As I headed towards the Archives metro station today, I passed an older man who approached me with no bag and a mismatched set of clothing. Sure enough, the question, "MIss, can you help me?" I steeled myself, seeing him coming my way, and let out a breath. "No, I'm sorry, I don't carry cash." This is what I say to everyone. Both because it's the truth: I rarely, if ever, carry cash anymore, and because I don't think cash is what most people need.
The man shouted after me. "Hey, you're a nice lady!" I turned around and he smiled and waved. "A really nice lady."
Huh. I'm often told, by the people in need that I help in the course of my work, that the hardest thing on the street is being ignored, treated as subhuman. Sometimes beggars are kicked or stepped on. And I admit that I dislike dodging a beggar who has positioned themselves in the path I am trying to walk, shaking their coffeecups. But an old mentor of mine once told a story about how he forced himself to, at the very least, acknowledge the humanity before him. It's messy. It's uncomfortable. But at least he woulod acknowledge that they are also humans... even though he also gave out no change.
So there we go. There was my uncomfortable, didn't change a thing about this world, out of the comfort zone interaction for the morning.
I've been good about my Lenten discipline of no Facebook. It helps that I logged out of every single device, so I'd have to be intentional about logging back on. So far, I've noticed that I tend to think about reaching for Facebook when I'm bored- sitting on the bus, waking up in the morning, during lunch at work.
I use it as a time filler... and it fills so much time, it crept into my working time, which turned it into a time waster. At this point, I'm still defaulting to looking to some other electronic means to fill empty time, though for some reason, it's easier to turn off these other sources. (Currently, my default is WaPo or the BBC, but my guilty lovehate affair with Buzzfeed continues. It's terrible writing and I hate the click bait, but it can have such amusing lists...)

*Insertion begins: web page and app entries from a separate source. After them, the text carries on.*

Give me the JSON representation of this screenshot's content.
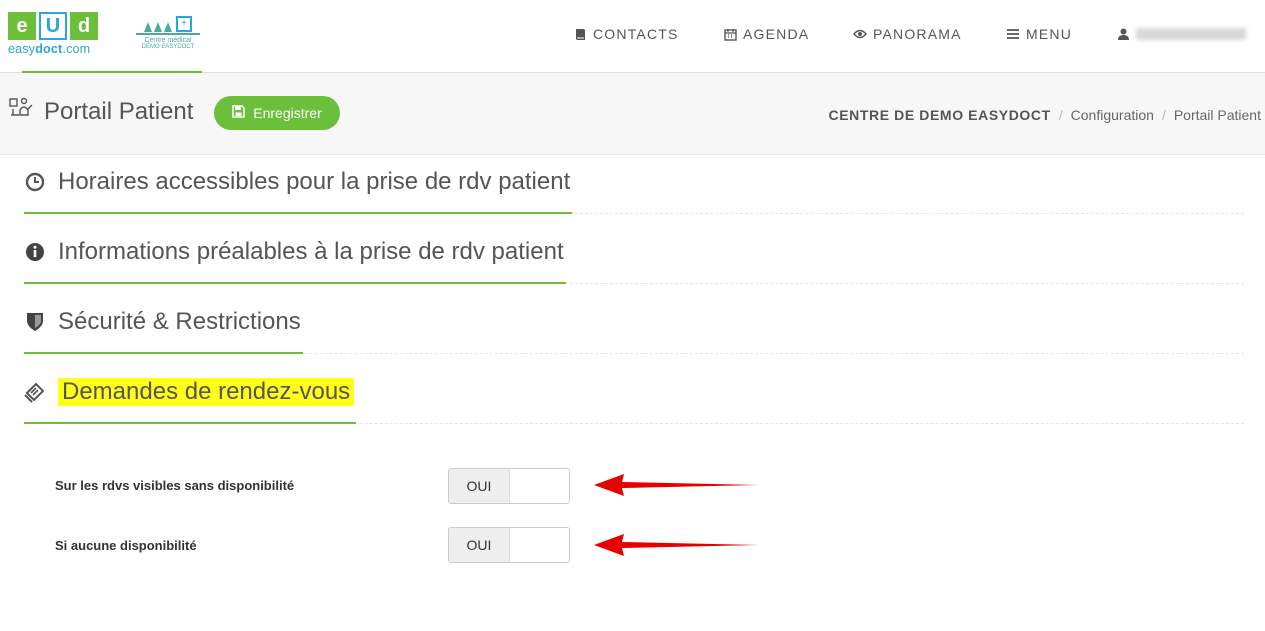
{
  "logo": {
    "letters": [
      "e",
      "U",
      "d"
    ],
    "text_a": "easy",
    "text_b": "doct",
    "text_c": ".com"
  },
  "center_logo": {
    "line1": "Centre médical",
    "line2": "DÉMO EASYDOCT"
  },
  "nav": {
    "contacts": "CONTACTS",
    "agenda": "AGENDA",
    "panorama": "PANORAMA",
    "menu": "MENU"
  },
  "page": {
    "title": "Portail Patient",
    "save_label": "Enregistrer"
  },
  "breadcrumb": {
    "root": "CENTRE DE DEMO EASYDOCT",
    "sep": "/",
    "level1": "Configuration",
    "level2": "Portail Patient"
  },
  "sections": [
    {
      "title": "Horaires accessibles pour la prise de rdv patient",
      "icon": "clock-icon"
    },
    {
      "title": "Informations préalables à la prise de rdv patient",
      "icon": "info-circle-icon"
    },
    {
      "title": "Sécurité & Restrictions",
      "icon": "shield-icon"
    },
    {
      "title": "Demandes de rendez-vous",
      "icon": "ticket-icon"
    }
  ],
  "options": [
    {
      "label": "Sur les rdvs visibles sans disponibilité",
      "value": "OUI"
    },
    {
      "label": "Si aucune disponibilité",
      "value": "OUI"
    }
  ],
  "colors": {
    "accent": "#6cbf3a",
    "highlight": "#ffff1a",
    "arrow": "#e60000"
  }
}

Perhaps part of my problem with social media is that I have no choice but to see ALL THE FEEDS at once. At least with email, I can automatically sort things into categories that I only check when I am ready to. Seeing everything at once is a little like trying to shake hands with an octopus. ALL THE HANDS AT ONCE!
We've been having some winter weather here in DC. Now I know that Boston has it way worse than we do... but being that we are essentially a Southern city, we don't have the kind of winter stuff that Boston does. We shut down for an inch. The dire warnings of an incoming storm led us to plan to shut the office today if the school systems closed. I had already planned to go to a doctor's appointment, and then hole up in the library for a few hours to write. Then my doctor's appointment got cancelled and rescheduled... after I had already left home.
I was actually pretty grumpy about the rescheduling. I had planned carefully and "public transit pooled" with M, who told me a lot of details about his job and what he does. He can be a pretty quiet guy who takes a lot of time to process, so when he does start talking, I like to seize the moment. I learned a lot about his coworkers and the logistics of walking through the stacks and what could be carried in various locations. (Which actually has a lot of bearing on what he chooses to carry for lunch, and affects his work stress as he figures out who can carry what in which container through the various levels of the maze that is the DC archives.)
But it's still frustrating to me to have my careful plans disrupted. Now I've paid for public transit that I didn't need to. The library is not open yet, so I had to pick out a coffeeshop, instead. (Which wasn't in my plans, but at least I've found a local neighborhood shop that I like.) And the rescheduled appointment is so far in the afternoon that I'll probably end up going home after I work for a while, because I can't spend 5 hours in a coffee shop!
I think I need to employ my current mantra of "I did my part. Let it go."